He also said he worries the Army is “losing the competitive edge” over adversaries, requiring more attention to technological advances and getting new ideas and technology into the hands of soldiers much faster.

The 47-year-old former chief of staff to Defense Secretary Ashton Carter appeared before the Senate Armed Services Committee on Jan. 21 at a confirmation hearing that raised no questions about his qualifications to be the Army’s top civilian. While a vote on his nomination could happen by the end of January, lawmakers will first have to clear a hold placed on his nomination by Sen. Pat Roberts, R-Kan. Roberts said that he will not lift the hold until he gets assurances by the Defense Department that no detainees at Guantanamo Bay would be transferred to Fort Leavenworth.  

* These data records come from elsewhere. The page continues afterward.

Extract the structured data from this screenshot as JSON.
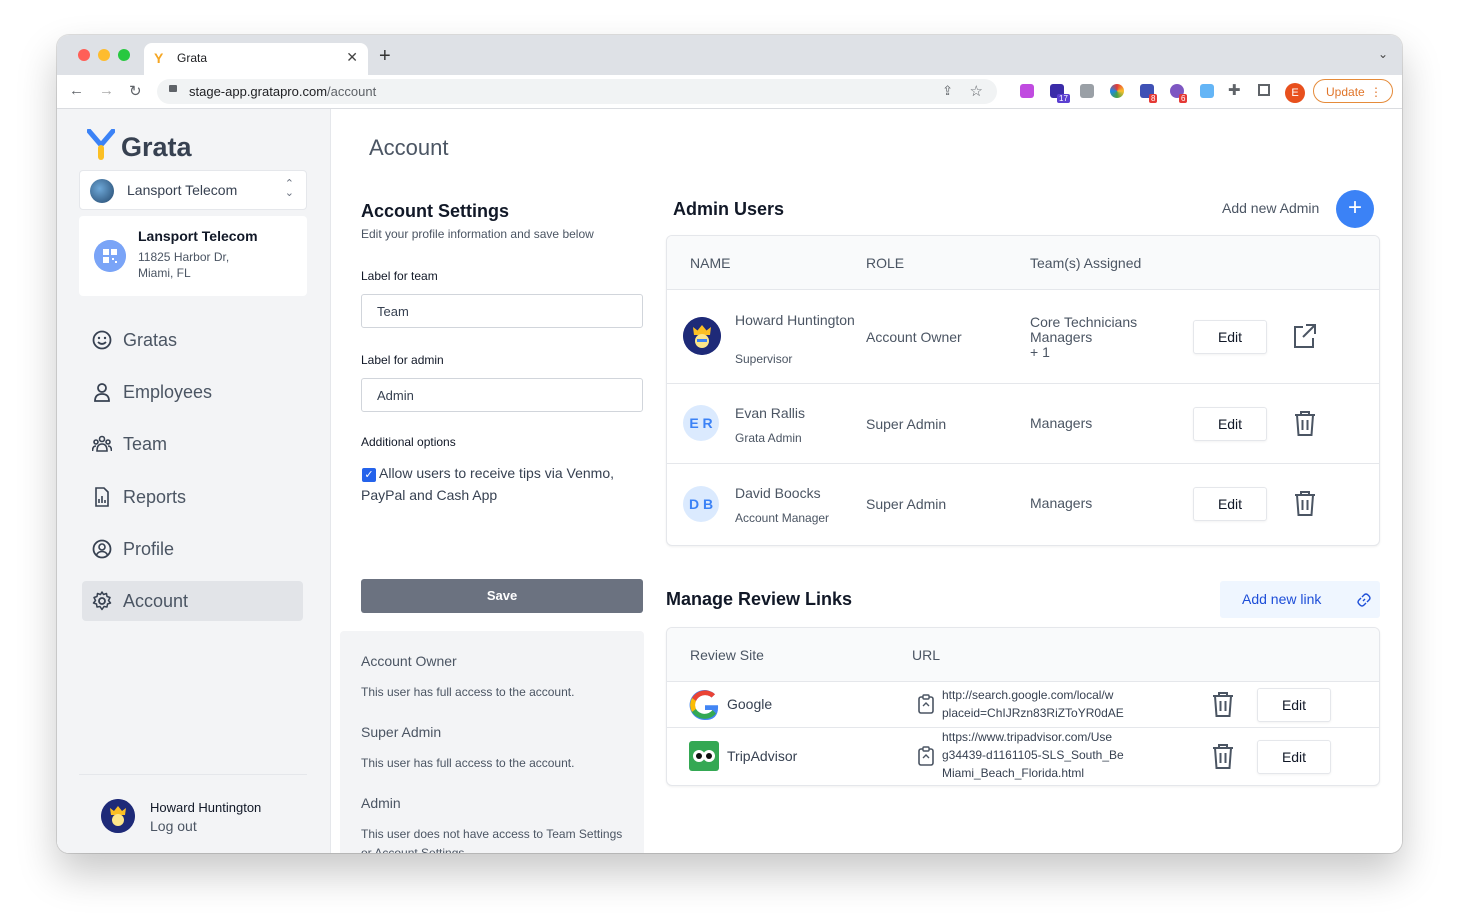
{
  "browser": {
    "tab_title": "Grata",
    "url_host": "stage-app.gratapro.com",
    "url_path": "/account",
    "profile_initial": "E",
    "update_label": "Update",
    "ext_badges": [
      "17",
      "8",
      "6"
    ]
  },
  "sidebar": {
    "logo_text": "Grata",
    "org_select": "Lansport Telecom",
    "org_card": {
      "name": "Lansport Telecom",
      "address_line1": "11825 Harbor Dr,",
      "address_line2": "Miami, FL"
    },
    "nav": [
      {
        "label": "Gratas",
        "icon": "smile-icon"
      },
      {
        "label": "Employees",
        "icon": "user-icon"
      },
      {
        "label": "Team",
        "icon": "team-icon"
      },
      {
        "label": "Reports",
        "icon": "report-icon"
      },
      {
        "label": "Profile",
        "icon": "profile-icon"
      },
      {
        "label": "Account",
        "icon": "gear-icon",
        "active": true
      }
    ],
    "user_name": "Howard Huntington",
    "logout_label": "Log out"
  },
  "main": {
    "page_title": "Account",
    "settings": {
      "title": "Account Settings",
      "subtitle": "Edit your profile information and save below",
      "team_label": "Label for team",
      "team_value": "Team",
      "admin_label": "Label for admin",
      "admin_value": "Admin",
      "options_label": "Additional options",
      "tips_option": "Allow users to receive tips via Venmo, PayPal and Cash App",
      "tips_checked": true,
      "save_label": "Save"
    },
    "roles": [
      {
        "name": "Account Owner",
        "description": "This user has full access to the account."
      },
      {
        "name": "Super Admin",
        "description": "This user has full access to the account."
      },
      {
        "name": "Admin",
        "description": "This user does not have access to Team Settings or Account Settings."
      }
    ],
    "admin_users": {
      "title": "Admin Users",
      "add_label": "Add new Admin",
      "columns": [
        "NAME",
        "ROLE",
        "Team(s) Assigned"
      ],
      "rows": [
        {
          "name": "Howard Huntington",
          "subtitle": "Supervisor",
          "role": "Account Owner",
          "teams": "Core Technicians",
          "teams2": "Managers",
          "teams3": "+ 1",
          "avatar": "crest",
          "action": "external-link-icon"
        },
        {
          "name": "Evan Rallis",
          "subtitle": "Grata Admin",
          "role": "Super Admin",
          "teams": "Managers",
          "initials": "E R",
          "action": "trash-icon"
        },
        {
          "name": "David Boocks",
          "subtitle": "Account Manager",
          "role": "Super Admin",
          "teams": "Managers",
          "initials": "D B",
          "action": "trash-icon"
        }
      ],
      "edit_label": "Edit"
    },
    "review_links": {
      "title": "Manage Review Links",
      "add_label": "Add new link",
      "columns": [
        "Review Site",
        "URL"
      ],
      "rows": [
        {
          "site": "Google",
          "url_lines": [
            "http://search.google.com/local/w",
            "placeid=ChIJRzn83RiZToYR0dAE"
          ]
        },
        {
          "site": "TripAdvisor",
          "url_lines": [
            "https://www.tripadvisor.com/Use",
            "g34439-d1161105-SLS_South_Be",
            "Miami_Beach_Florida.html"
          ]
        }
      ],
      "edit_label": "Edit"
    }
  },
  "colors": {
    "accent": "#3b82f6",
    "save_button": "#6b7280",
    "sidebar_bg": "#f3f4f6"
  }
}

Fanning will fill a vacancy created in November when then-Secretary of the Army John McHugh resigned. Fanning and now Undersecretary of the Army Patrick Murphy have served as the Army’s top executives since McHugh left.

The toughest questions Fanning faced involved the distribution of planned force structure reductions that will hit some installations harder than others. Fanning pledged that if confirmed he would review reductions, which are to be spread over three years. “I would look for ways to reverse as many of the combat cuts that the Army made last year as possible,” Fanning said. “We like to say that we are a learning organization. That doesn’t mean much if we are not willing to make changes based on what we learn.”

The power and capabilities of the Army are often misunderstood, Fanning told the Senate panel. “The Army is a force viewed by too many as just a number, its end strength. Few understand the complexity of ground warfare like this committee does, or how long it takes to build an Army with the overmatch necessary to win decisively and with as few casualties as possible,” he said. “It takes a generation to build an Army. It's not just the privates, but the senior enlisted who lead them.”

The Army has wide capabilities and responsibilities, he said. “Few understand the many missions of the Army. In addition to fighting and winning wars, the Army deters enemies, assures allies, builds partner capacity, enables the joint fight through foundational capabilities, and responds to national emergencies like we see today with flooding and severe weather.”

Force structure cuts and smaller budgets have diminished capabilities. “I think we take risk in all parts of our budget right now,” Fanning said, describing incremental changes that need more careful review. “Sometimes we lose sight of the aggregate risk, and that is really what I am trying to get at.”

Fanning never served in the Army, but he comes from a family with a history of service. “Two uncles graduated from West Point and made a career of the Army. A third uncle served a career in the Air Force. A cousin flew helicopters for the Marine Corps, and another cousin was an Army Ranger,” he said. “I learned from an early age the importance of service, and developed a deep respect and admiration for the sacrifices of those in uniform and their families.”

He has wide experience on defense issues, including working for all four military services and in the Office of the Secretary of Defense. Under questioning by the committee, Fanning said he believes headquarters staffs can be reduced by 25 percent or more, as Congress has ordered, but he warned against cutting without reorganizing functions. “If we keep cutting the headquarters in the form that they currently exist in, we are just going to have a weaker product, delivered later.”

That is not a defense of current staff size, he said, suggesting there is “enormous potential” for headquarters reductions within DoD, and not just inside the Pentagon.

Fanning also pledged to work on streamlining acquisition reform, another issue getting significant attention in Congress.